Distinguished Professor, Biochemistry and Molecular Biology
PhD: University of Chicago
Postdoctoral training: University of Georgia, Athens
My research interests are primarily in processes that occur post-transcriptionally and post-translationally to regulate cell function.

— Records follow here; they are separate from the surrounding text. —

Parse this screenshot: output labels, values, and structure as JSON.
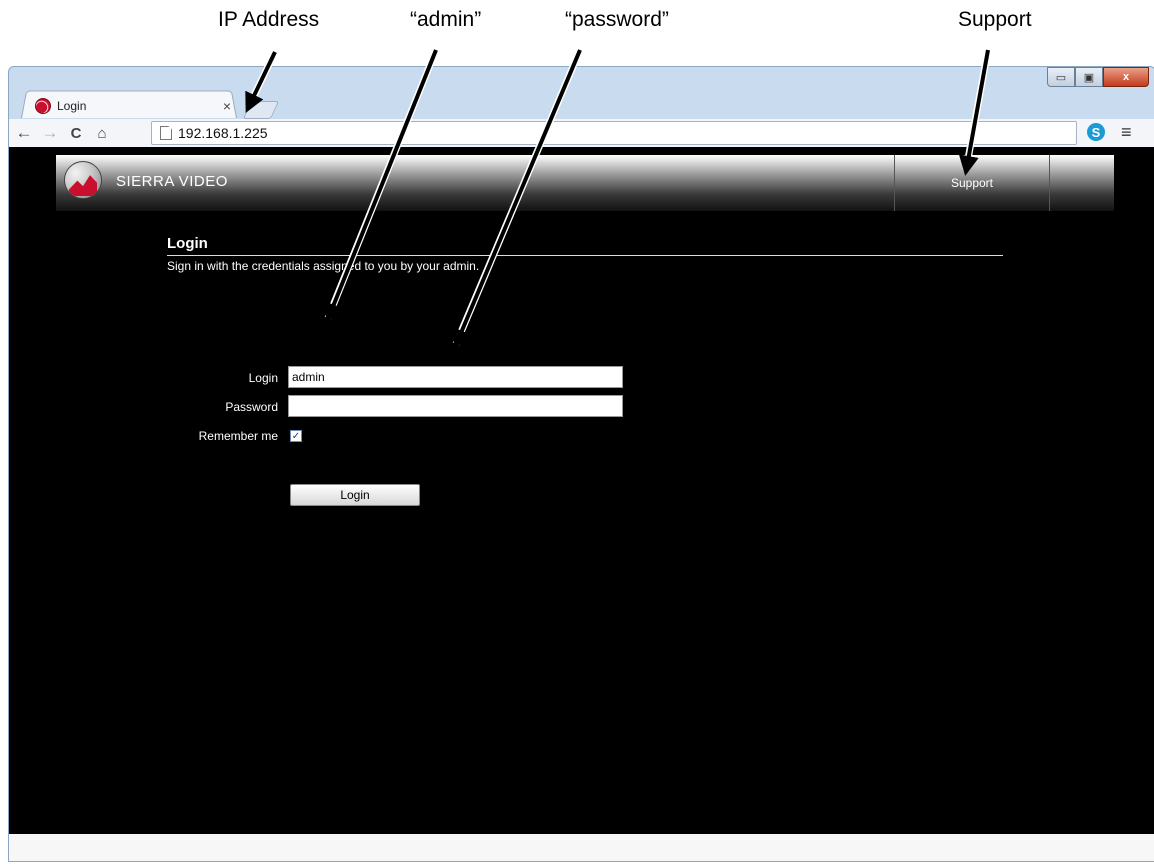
{
  "annotations": {
    "ip_address": "IP Address",
    "admin": "“admin”",
    "password": "“password”",
    "support": "Support"
  },
  "browser": {
    "tab_title": "Login",
    "tab_close": "×",
    "url": "192.168.1.225",
    "window_controls": {
      "minimize": "▭",
      "maximize": "▣",
      "close": "x"
    },
    "skype_label": "S",
    "menu_icon": "≡"
  },
  "site": {
    "brand": "SIERRA VIDEO",
    "support_link": "Support"
  },
  "login": {
    "title": "Login",
    "subtitle": "Sign in with the credentials assigned to you by your admin.",
    "login_label": "Login",
    "login_value": "admin",
    "password_label": "Password",
    "password_value": "",
    "remember_label": "Remember me",
    "remember_checked": true,
    "remember_mark": "✓",
    "button_label": "Login"
  },
  "colors": {
    "brand_red": "#c8102e",
    "page_background": "#000000"
  }
}
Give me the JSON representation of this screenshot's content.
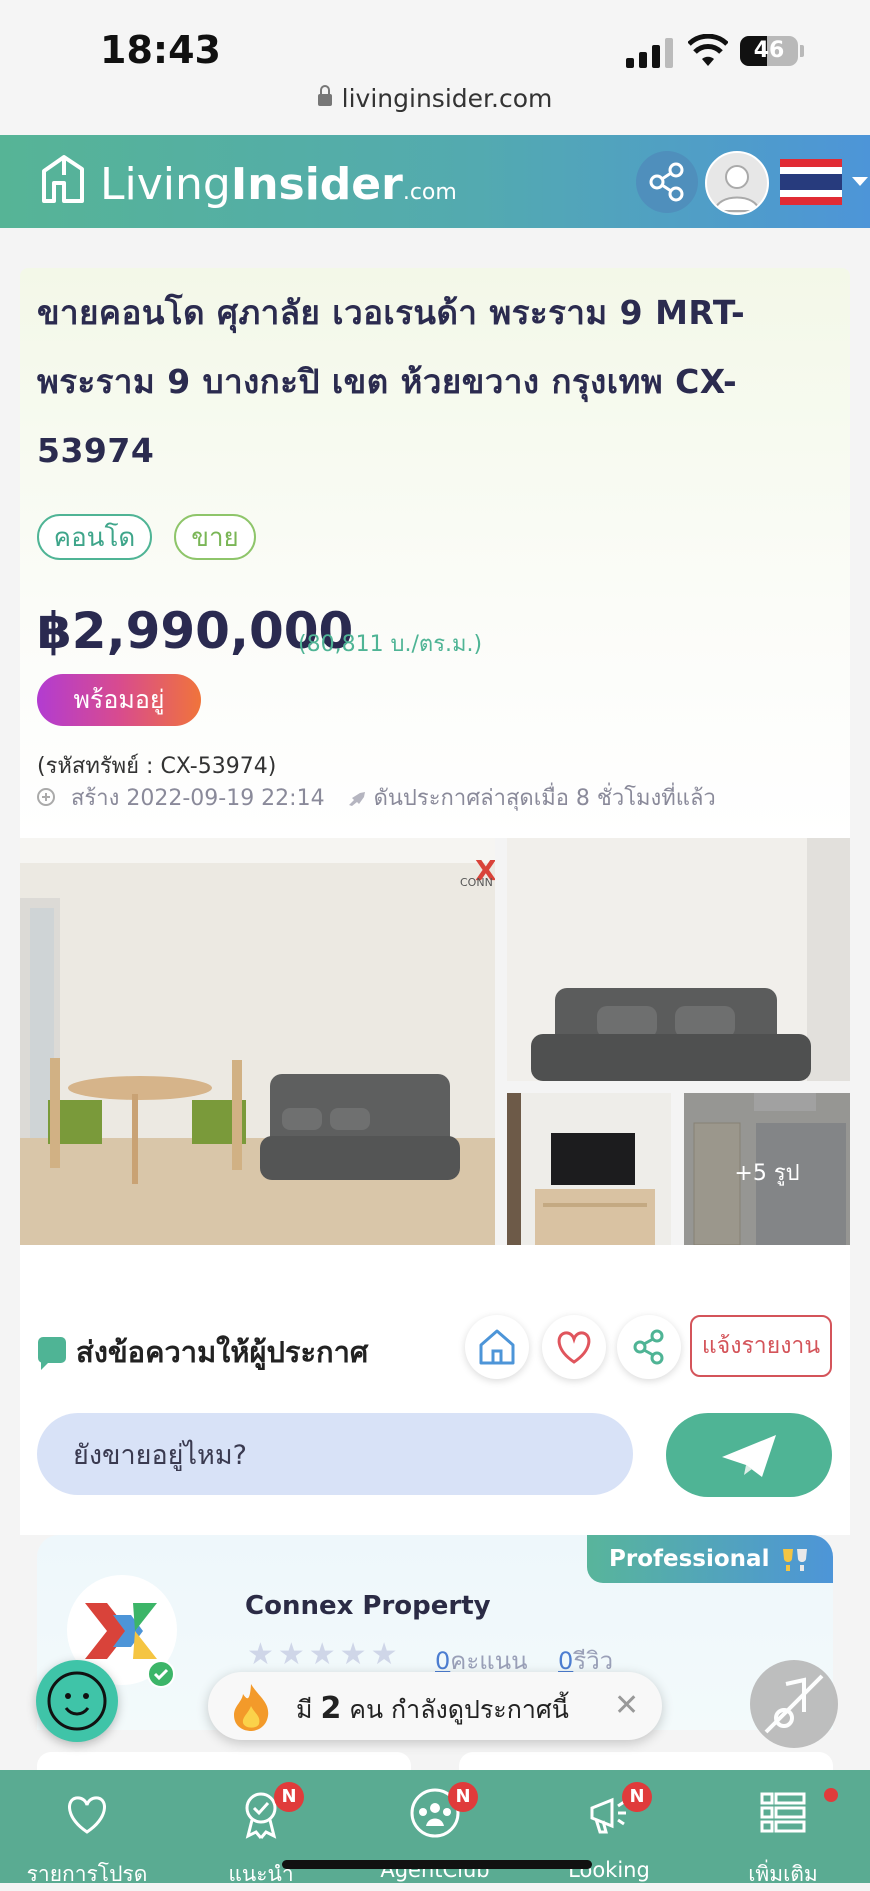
{
  "status_bar": {
    "time": "18:43",
    "battery": "46",
    "url": "livinginsider.com"
  },
  "header": {
    "logo_living": "Living",
    "logo_insider": "Insider",
    "logo_com": ".com",
    "share_icon": "share-icon",
    "avatar_icon": "user-avatar-icon",
    "flag": "thai-flag-icon"
  },
  "listing": {
    "title": "ขายคอนโด ศุภาลัย เวอเรนด้า พระราม 9 MRT-พระราม 9 บางกะปิ เขต ห้วยขวาง กรุงเทพ CX-53974",
    "tags": [
      "คอนโด",
      "ขาย"
    ],
    "price": "฿2,990,000",
    "price_per_sqm": "(80,811 บ./ตร.ม.)",
    "ready_badge": "พร้อมอยู่",
    "asset_code": "(รหัสทรัพย์ : CX-53974)",
    "created": "สร้าง 2022-09-19 22:14",
    "boosted": "ดันประกาศล่าสุดเมื่อ 8 ชั่วโมงที่แล้ว"
  },
  "photos": {
    "more_label": "+5 รูป",
    "watermark": "CONN"
  },
  "message": {
    "title": "ส่งข้อความให้ผู้ประกาศ",
    "report_label": "แจ้งรายงาน",
    "input_value": "ยังขายอยู่ไหม?",
    "icons": [
      "home-icon",
      "heart-icon",
      "share-icon",
      "send-icon"
    ]
  },
  "agent": {
    "badge": "Professional",
    "name": "Connex Property",
    "score_count": "0",
    "score_label": "คะแนน",
    "review_count": "0",
    "review_label": "รีวิว",
    "stars": 0
  },
  "viewers": {
    "prefix": "มี",
    "count": "2",
    "suffix": "คน กำลังดูประกาศนี้",
    "close": "✕"
  },
  "bottom_nav": [
    {
      "label": "รายการโปรด",
      "icon": "heart-icon",
      "badge": ""
    },
    {
      "label": "แนะนำ",
      "icon": "recommend-icon",
      "badge": "N"
    },
    {
      "label": "AgentClub",
      "icon": "agent-club-icon",
      "badge": "N"
    },
    {
      "label": "Looking",
      "icon": "megaphone-icon",
      "badge": "N"
    },
    {
      "label": "เพิ่มเติม",
      "icon": "menu-list-icon",
      "badge": ""
    }
  ],
  "colors": {
    "brand_green": "#4fb495",
    "brand_blue": "#4d95d8",
    "report_red": "#d4545a",
    "price_navy": "#2a2a50"
  }
}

A major component of our research program is aimed at understanding the mechanism of action and biological roles of molecular chaperones. Molecular chaperones are a structurally diverse group of highly conserved proteins that share the capacity to bind substrate proteins that are in non-native states. This interaction can facilitate proper protein folding and maturation, protein targeting and dissolution of protein aggregates formed due to stress or disease, giving chaperones a broad impact on normal cell function and stress responses. We have focused on the structure and function of the small heat shock proteins and the HSP100 class of chaperones. In addition, we have an expanding program investigating factors other than chaperones that are essential for organismal stress tolerance, including new work on an enzyme involved in nitric oxide (NO) metabolism, and efforts to understand translational regulation during stress. In striving to address basic biological questions, our research extends from biochemical and protein structural studies to molecular and classical genetic analysis. Our current studies utilize Arabidopsis thaliana and the cyanobacterium Synechocystis sp. PCC6803 as model organisms.